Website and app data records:
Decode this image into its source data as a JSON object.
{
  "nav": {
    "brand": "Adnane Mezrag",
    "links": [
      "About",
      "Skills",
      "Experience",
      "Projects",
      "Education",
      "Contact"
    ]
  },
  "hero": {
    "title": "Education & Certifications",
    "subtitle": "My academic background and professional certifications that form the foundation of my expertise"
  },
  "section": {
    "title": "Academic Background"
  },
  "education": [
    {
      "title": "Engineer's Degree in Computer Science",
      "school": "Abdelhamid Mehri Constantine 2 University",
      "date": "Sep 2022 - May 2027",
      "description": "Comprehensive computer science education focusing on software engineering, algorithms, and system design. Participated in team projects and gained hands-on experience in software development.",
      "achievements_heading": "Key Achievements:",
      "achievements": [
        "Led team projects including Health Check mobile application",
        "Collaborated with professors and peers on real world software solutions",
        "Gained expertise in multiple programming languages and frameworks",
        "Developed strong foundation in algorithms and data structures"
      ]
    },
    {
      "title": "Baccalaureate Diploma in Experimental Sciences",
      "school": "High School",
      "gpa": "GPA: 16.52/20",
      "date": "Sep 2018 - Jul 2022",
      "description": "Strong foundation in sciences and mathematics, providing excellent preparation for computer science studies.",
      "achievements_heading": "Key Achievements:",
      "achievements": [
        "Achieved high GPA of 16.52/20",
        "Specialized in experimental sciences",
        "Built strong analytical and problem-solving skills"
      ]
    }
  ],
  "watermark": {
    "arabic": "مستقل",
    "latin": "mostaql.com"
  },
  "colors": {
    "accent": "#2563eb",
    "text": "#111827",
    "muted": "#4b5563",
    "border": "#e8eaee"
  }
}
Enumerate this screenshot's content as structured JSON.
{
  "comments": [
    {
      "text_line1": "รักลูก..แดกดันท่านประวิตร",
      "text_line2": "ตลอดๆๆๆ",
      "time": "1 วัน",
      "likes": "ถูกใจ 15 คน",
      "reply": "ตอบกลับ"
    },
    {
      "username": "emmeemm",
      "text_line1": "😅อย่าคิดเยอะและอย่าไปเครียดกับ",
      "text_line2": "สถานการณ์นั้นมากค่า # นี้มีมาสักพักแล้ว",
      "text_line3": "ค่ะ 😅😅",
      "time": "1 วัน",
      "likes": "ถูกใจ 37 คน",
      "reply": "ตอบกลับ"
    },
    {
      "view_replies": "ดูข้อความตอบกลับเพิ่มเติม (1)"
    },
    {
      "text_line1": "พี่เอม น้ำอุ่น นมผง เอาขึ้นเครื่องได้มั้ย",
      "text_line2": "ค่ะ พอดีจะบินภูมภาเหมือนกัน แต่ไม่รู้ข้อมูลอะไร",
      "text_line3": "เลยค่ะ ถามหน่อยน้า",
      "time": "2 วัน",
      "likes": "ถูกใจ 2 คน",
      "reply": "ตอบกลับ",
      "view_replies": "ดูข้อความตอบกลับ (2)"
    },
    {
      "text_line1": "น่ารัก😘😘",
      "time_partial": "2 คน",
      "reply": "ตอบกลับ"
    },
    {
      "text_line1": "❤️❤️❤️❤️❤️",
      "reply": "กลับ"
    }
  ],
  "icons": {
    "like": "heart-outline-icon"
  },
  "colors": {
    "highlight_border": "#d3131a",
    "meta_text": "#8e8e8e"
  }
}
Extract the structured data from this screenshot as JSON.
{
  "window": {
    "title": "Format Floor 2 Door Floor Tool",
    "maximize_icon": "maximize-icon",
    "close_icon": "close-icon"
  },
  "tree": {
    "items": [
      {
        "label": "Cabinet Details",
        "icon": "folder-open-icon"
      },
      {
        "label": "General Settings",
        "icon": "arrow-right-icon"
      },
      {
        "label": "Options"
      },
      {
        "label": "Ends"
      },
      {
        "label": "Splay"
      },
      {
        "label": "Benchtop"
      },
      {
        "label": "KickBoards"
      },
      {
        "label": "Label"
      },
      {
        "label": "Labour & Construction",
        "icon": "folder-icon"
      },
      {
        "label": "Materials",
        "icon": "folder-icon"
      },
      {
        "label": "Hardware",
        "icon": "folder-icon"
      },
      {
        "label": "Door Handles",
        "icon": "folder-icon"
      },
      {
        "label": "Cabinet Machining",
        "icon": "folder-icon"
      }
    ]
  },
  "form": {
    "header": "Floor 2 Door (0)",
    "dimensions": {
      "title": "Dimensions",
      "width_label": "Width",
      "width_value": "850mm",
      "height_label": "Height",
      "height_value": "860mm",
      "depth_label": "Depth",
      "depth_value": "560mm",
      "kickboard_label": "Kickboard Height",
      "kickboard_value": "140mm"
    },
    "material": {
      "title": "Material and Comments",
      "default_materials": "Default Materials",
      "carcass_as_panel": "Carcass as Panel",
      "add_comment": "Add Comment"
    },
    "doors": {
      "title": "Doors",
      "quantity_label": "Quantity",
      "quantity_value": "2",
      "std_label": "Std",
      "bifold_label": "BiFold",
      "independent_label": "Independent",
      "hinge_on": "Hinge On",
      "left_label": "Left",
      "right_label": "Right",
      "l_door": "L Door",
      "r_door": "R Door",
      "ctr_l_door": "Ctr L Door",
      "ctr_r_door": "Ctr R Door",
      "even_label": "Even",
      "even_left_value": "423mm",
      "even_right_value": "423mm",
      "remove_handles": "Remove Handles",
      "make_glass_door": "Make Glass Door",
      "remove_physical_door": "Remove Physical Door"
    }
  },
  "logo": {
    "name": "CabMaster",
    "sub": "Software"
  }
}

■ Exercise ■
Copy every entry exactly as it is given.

■ Response ■
Decode this image into its source data as a JSON object.
{
  "nav": {
    "brand": "Adnane Mezrag",
    "links": [
      "About",
      "Skills",
      "Experience",
      "Projects",
      "Education",
      "Contact"
    ]
  },
  "hero": {
    "title": "Education & Certifications",
    "subtitle": "My academic background and professional certifications that form the foundation of my expertise"
  },
  "section": {
    "title": "Academic Background"
  },
  "education": [
    {
      "title": "Engineer's Degree in Computer Science",
      "school": "Abdelhamid Mehri Constantine 2 University",
      "date": "Sep 2022 - May 2027",
      "description": "Comprehensive computer science education focusing on software engineering, algorithms, and system design. Participated in team projects and gained hands-on experience in software development.",
      "achievements_heading": "Key Achievements:",
      "achievements": [
        "Led team projects including Health Check mobile application",
        "Collaborated with professors and peers on real world software solutions",
        "Gained expertise in multiple programming languages and frameworks",
        "Developed strong foundation in algorithms and data structures"
      ]
    },
    {
      "title": "Baccalaureate Diploma in Experimental Sciences",
      "school": "High School",
      "gpa": "GPA: 16.52/20",
      "date": "Sep 2018 - Jul 2022",
      "description": "Strong foundation in sciences and mathematics, providing excellent preparation for computer science studies.",
      "achievements_heading": "Key Achievements:",
      "achievements": [
        "Achieved high GPA of 16.52/20",
        "Specialized in experimental sciences",
        "Built strong analytical and problem-solving skills"
      ]
    }
  ],
  "watermark": {
    "arabic": "مستقل",
    "latin": "mostaql.com"
  },
  "colors": {
    "accent": "#2563eb",
    "text": "#111827",
    "muted": "#4b5563",
    "border": "#e8eaee"
  }
}
Enumerate this screenshot's content as structured JSON.
{
  "comments": [
    {
      "text_line1": "รักลูก..แดกดันท่านประวิตร",
      "text_line2": "ตลอดๆๆๆ",
      "time": "1 วัน",
      "likes": "ถูกใจ 15 คน",
      "reply": "ตอบกลับ"
    },
    {
      "username": "emmeemm",
      "text_line1": "😅อย่าคิดเยอะและอย่าไปเครียดกับ",
      "text_line2": "สถานการณ์นั้นมากค่า # นี้มีมาสักพักแล้ว",
      "text_line3": "ค่ะ 😅😅",
      "time": "1 วัน",
      "likes": "ถูกใจ 37 คน",
      "reply": "ตอบกลับ"
    },
    {
      "view_replies": "ดูข้อความตอบกลับเพิ่มเติม (1)"
    },
    {
      "text_line1": "พี่เอม น้ำอุ่น นมผง เอาขึ้นเครื่องได้มั้ย",
      "text_line2": "ค่ะ พอดีจะบินภูมภาเหมือนกัน แต่ไม่รู้ข้อมูลอะไร",
      "text_line3": "เลยค่ะ ถามหน่อยน้า",
      "time": "2 วัน",
      "likes": "ถูกใจ 2 คน",
      "reply": "ตอบกลับ",
      "view_replies": "ดูข้อความตอบกลับ (2)"
    },
    {
      "text_line1": "น่ารัก😘😘",
      "time_partial": "2 คน",
      "reply": "ตอบกลับ"
    },
    {
      "text_line1": "❤️❤️❤️❤️❤️",
      "reply": "กลับ"
    }
  ],
  "icons": {
    "like": "heart-outline-icon"
  },
  "colors": {
    "highlight_border": "#d3131a",
    "meta_text": "#8e8e8e"
  }
}
Extract the structured data from this screenshot as JSON.
{
  "window": {
    "title": "Format Floor 2 Door Floor Tool",
    "maximize_icon": "maximize-icon",
    "close_icon": "close-icon"
  },
  "tree": {
    "items": [
      {
        "label": "Cabinet Details",
        "icon": "folder-open-icon"
      },
      {
        "label": "General Settings",
        "icon": "arrow-right-icon"
      },
      {
        "label": "Options"
      },
      {
        "label": "Ends"
      },
      {
        "label": "Splay"
      },
      {
        "label": "Benchtop"
      },
      {
        "label": "KickBoards"
      },
      {
        "label": "Label"
      },
      {
        "label": "Labour & Construction",
        "icon": "folder-icon"
      },
      {
        "label": "Materials",
        "icon": "folder-icon"
      },
      {
        "label": "Hardware",
        "icon": "folder-icon"
      },
      {
        "label": "Door Handles",
        "icon": "folder-icon"
      },
      {
        "label": "Cabinet Machining",
        "icon": "folder-icon"
      }
    ]
  },
  "form": {
    "header": "Floor 2 Door (0)",
    "dimensions": {
      "title": "Dimensions",
      "width_label": "Width",
      "width_value": "850mm",
      "height_label": "Height",
      "height_value": "860mm",
      "depth_label": "Depth",
      "depth_value": "560mm",
      "kickboard_label": "Kickboard Height",
      "kickboard_value": "140mm"
    },
    "material": {
      "title": "Material and Comments",
      "default_materials": "Default Materials",
      "carcass_as_panel": "Carcass as Panel",
      "add_comment": "Add Comment"
    },
    "doors": {
      "title": "Doors",
      "quantity_label": "Quantity",
      "quantity_value": "2",
      "std_label": "Std",
      "bifold_label": "BiFold",
      "independent_label": "Independent",
      "hinge_on": "Hinge On",
      "left_label": "Left",
      "right_label": "Right",
      "l_door": "L Door",
      "r_door": "R Door",
      "ctr_l_door": "Ctr L Door",
      "ctr_r_door": "Ctr R Door",
      "even_label": "Even",
      "even_left_value": "423mm",
      "even_right_value": "423mm",
      "remove_handles": "Remove Handles",
      "make_glass_door": "Make Glass Door",
      "remove_physical_door": "Remove Physical Door"
    }
  },
  "logo": {
    "name": "CabMaster",
    "sub": "Software"
  }
}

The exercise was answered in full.